FRANKLIN - Architects at Plunkett Raysich Architects are working with middle school teachers and administrators to develop the perfect design for the new Forest Park Middle School building.
The new building, which passed in a referendum last November, was proposed to add necessary extra space to add sixth grade to the school and accommodate the current population, as well as add extra space for things like sports and science.
Now that the design phase is underway, both the school and board of education are looking for a design that fills these needs and more.
"They're starting to put some design concepts together – that just started (the week of Jan. 9)," said Superintendent Steve Patz. "(Eventually) they will come up with some design concepts and see if we like certain things."
Conceptually, lead designer Devin Kack interpreted the school staff to be looking for "a building that would be contemporary, but not trendy; simple and inviting; clean and organized; structured, but not organic; and one that provides vision of educational spaces and also views from them, so thinking about (things like) natural daylight."
In terms of style, the school and board are also looking for something that fulfills the needs of the school, fits in with other buildings in the city like the library and law enforcement center, and fits in with the residential neighborhood.
"It's going to fit in very nicely with the neighborhood," said Patz. "We want to be very conscious that we have something that will be aesthetically pleasing."
The board gave input on various designs at their Jan. 11 meeting, in which representatives from Plunkett Raysich showed them a variety of building designs just to get their feedback and see what styles seemed to best fit the district's vision. The representatives have also done similar exercises with the teachers and administration at Forest Park, and have already held three rounds of discussions with administrators, teachers, and department heads.
Throughout the process, the staff at Forest Park will give a great deal of input, especially for the classroom spaces.
One major thing that Patz noted that they are planning to have in the new building is large amounts of "flexible learning spaces."
"We want a lot of collaborative spaces where kids can work in small group settings," said Patz. "Space that is collaborative and flexible ... were some of the words we used when designing the high school, and we're going to replicate some of that – though not all, of course, because it is a completely different building."
Patz also mentioned that school officials are looking to build space that will assist in building an excellent technical education department — for classes in topics like metals or robotics — that will transfer well to the technical education department at the high school.
"We want to make sure the middle school experience is a catalyst for the one at the high school," explained Patz. "We want that program to be pretty dynamic."
He also stressed they want to make sure the building is secure and that it creates easy entry points for the community to access spaces like the gym and common areas.
Down the road
Though there is no specific timeline set for all the steps in the process, the district is aiming for a groundbreaking ceremony sometime this spring. Until then, the architects will work on large-scale plans, such as the overall design concept and how best to fit the building in the space provided.

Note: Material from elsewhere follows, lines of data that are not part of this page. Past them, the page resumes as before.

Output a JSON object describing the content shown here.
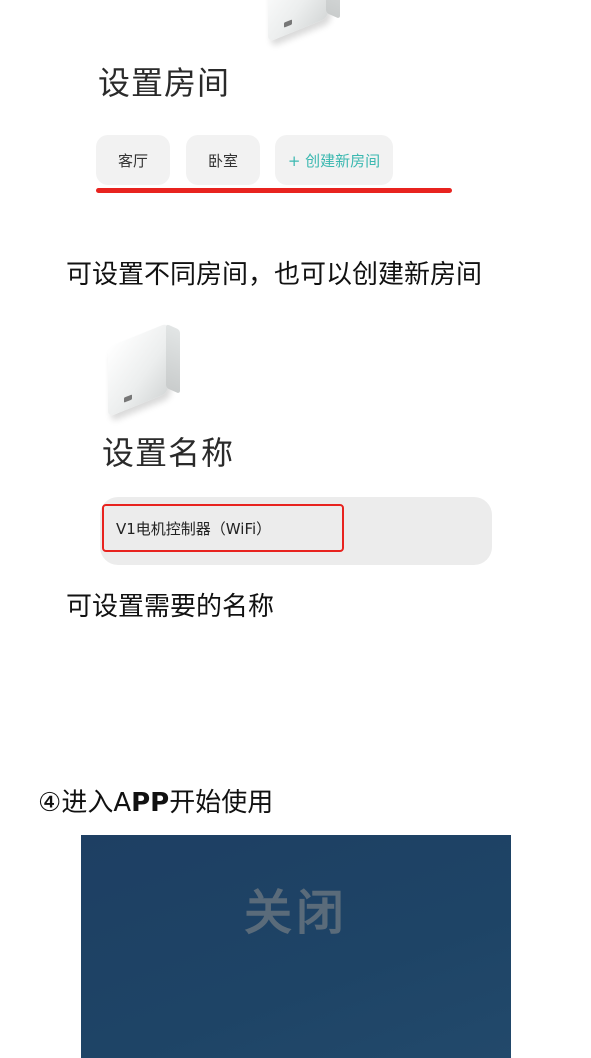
{
  "room_section": {
    "title": "设置房间",
    "rooms": [
      "客厅",
      "卧室"
    ],
    "add_room_label": "+ 创建新房间",
    "caption": "可设置不同房间，也可以创建新房间"
  },
  "name_section": {
    "title": "设置名称",
    "device_name": "V1电机控制器（WiFi）",
    "caption": "可设置需要的名称"
  },
  "step4": {
    "number": "④",
    "text_before": "进入A",
    "text_bold": "PP",
    "text_after": "开始使用"
  },
  "app_preview": {
    "close_label": "关闭",
    "bg_color": "#1e4466"
  },
  "colors": {
    "highlight_red": "#e8231f",
    "accent_teal": "#3bb8b0"
  }
}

While no due dates are set in stone, Patz says officials are working toward finishing construction on the new building around December 2018 or January 2019.
Around the turn of the semester, the current seventh- and eighth-graders will move to the new building, and demolition of the old building will begin. Sixth-graders will not move up to the building until fall 2019, meaning that this year's third-graders will be the first sixth-grade class in the new building.